___ Dataset records

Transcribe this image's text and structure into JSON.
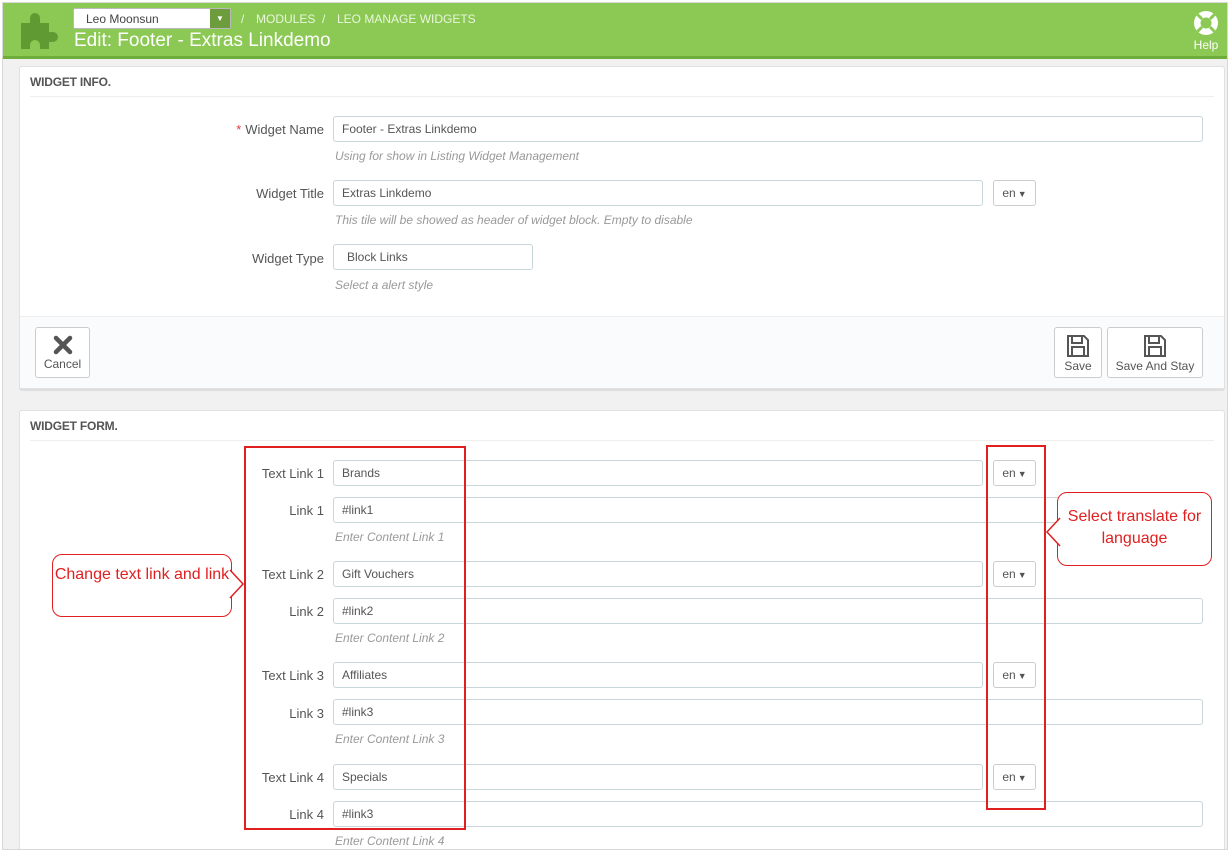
{
  "header": {
    "shop_selector": "Leo Moonsun",
    "breadcrumbs": [
      "MODULES",
      "LEO MANAGE WIDGETS"
    ],
    "title": "Edit: Footer - Extras Linkdemo",
    "help_label": "Help",
    "color": "#8bc954"
  },
  "widget_info": {
    "heading": "WIDGET INFO.",
    "name": {
      "label": "Widget Name",
      "value": "Footer - Extras Linkdemo",
      "hint": "Using for show in Listing Widget Management"
    },
    "title": {
      "label": "Widget Title",
      "value": "Extras Linkdemo",
      "lang": "en",
      "hint": "This tile will be showed as header of widget block. Empty to disable"
    },
    "type": {
      "label": "Widget Type",
      "value": "Block Links",
      "hint": "Select a alert style"
    },
    "buttons": {
      "cancel": "Cancel",
      "save": "Save",
      "save_and_stay": "Save And Stay"
    }
  },
  "widget_form": {
    "heading": "WIDGET FORM.",
    "rows": [
      {
        "text_label": "Text Link 1",
        "text_value": "Brands",
        "lang": "en",
        "link_label": "Link 1",
        "link_value": "#link1",
        "hint": "Enter Content Link 1"
      },
      {
        "text_label": "Text Link 2",
        "text_value": "Gift Vouchers",
        "lang": "en",
        "link_label": "Link 2",
        "link_value": "#link2",
        "hint": "Enter Content Link 2"
      },
      {
        "text_label": "Text Link 3",
        "text_value": "Affiliates",
        "lang": "en",
        "link_label": "Link 3",
        "link_value": "#link3",
        "hint": "Enter Content Link 3"
      },
      {
        "text_label": "Text Link 4",
        "text_value": "Specials",
        "lang": "en",
        "link_label": "Link 4",
        "link_value": "#link3",
        "hint": "Enter Content Link 4"
      }
    ]
  },
  "annotations": {
    "left_callout": "Change text link and link",
    "right_callout": "Select translate for language",
    "color": "#e02020"
  }
}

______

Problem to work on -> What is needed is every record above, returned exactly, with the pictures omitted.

Exercise answer ->
Transcribe this image's text and structure into JSON.
{
  "header": {
    "shop_selector": "Leo Moonsun",
    "breadcrumbs": [
      "MODULES",
      "LEO MANAGE WIDGETS"
    ],
    "title": "Edit: Footer - Extras Linkdemo",
    "help_label": "Help",
    "color": "#8bc954"
  },
  "widget_info": {
    "heading": "WIDGET INFO.",
    "name": {
      "label": "Widget Name",
      "value": "Footer - Extras Linkdemo",
      "hint": "Using for show in Listing Widget Management"
    },
    "title": {
      "label": "Widget Title",
      "value": "Extras Linkdemo",
      "lang": "en",
      "hint": "This tile will be showed as header of widget block. Empty to disable"
    },
    "type": {
      "label": "Widget Type",
      "value": "Block Links",
      "hint": "Select a alert style"
    },
    "buttons": {
      "cancel": "Cancel",
      "save": "Save",
      "save_and_stay": "Save And Stay"
    }
  },
  "widget_form": {
    "heading": "WIDGET FORM.",
    "rows": [
      {
        "text_label": "Text Link 1",
        "text_value": "Brands",
        "lang": "en",
        "link_label": "Link 1",
        "link_value": "#link1",
        "hint": "Enter Content Link 1"
      },
      {
        "text_label": "Text Link 2",
        "text_value": "Gift Vouchers",
        "lang": "en",
        "link_label": "Link 2",
        "link_value": "#link2",
        "hint": "Enter Content Link 2"
      },
      {
        "text_label": "Text Link 3",
        "text_value": "Affiliates",
        "lang": "en",
        "link_label": "Link 3",
        "link_value": "#link3",
        "hint": "Enter Content Link 3"
      },
      {
        "text_label": "Text Link 4",
        "text_value": "Specials",
        "lang": "en",
        "link_label": "Link 4",
        "link_value": "#link3",
        "hint": "Enter Content Link 4"
      }
    ]
  },
  "annotations": {
    "left_callout": "Change text link and link",
    "right_callout": "Select translate for language",
    "color": "#e02020"
  }
}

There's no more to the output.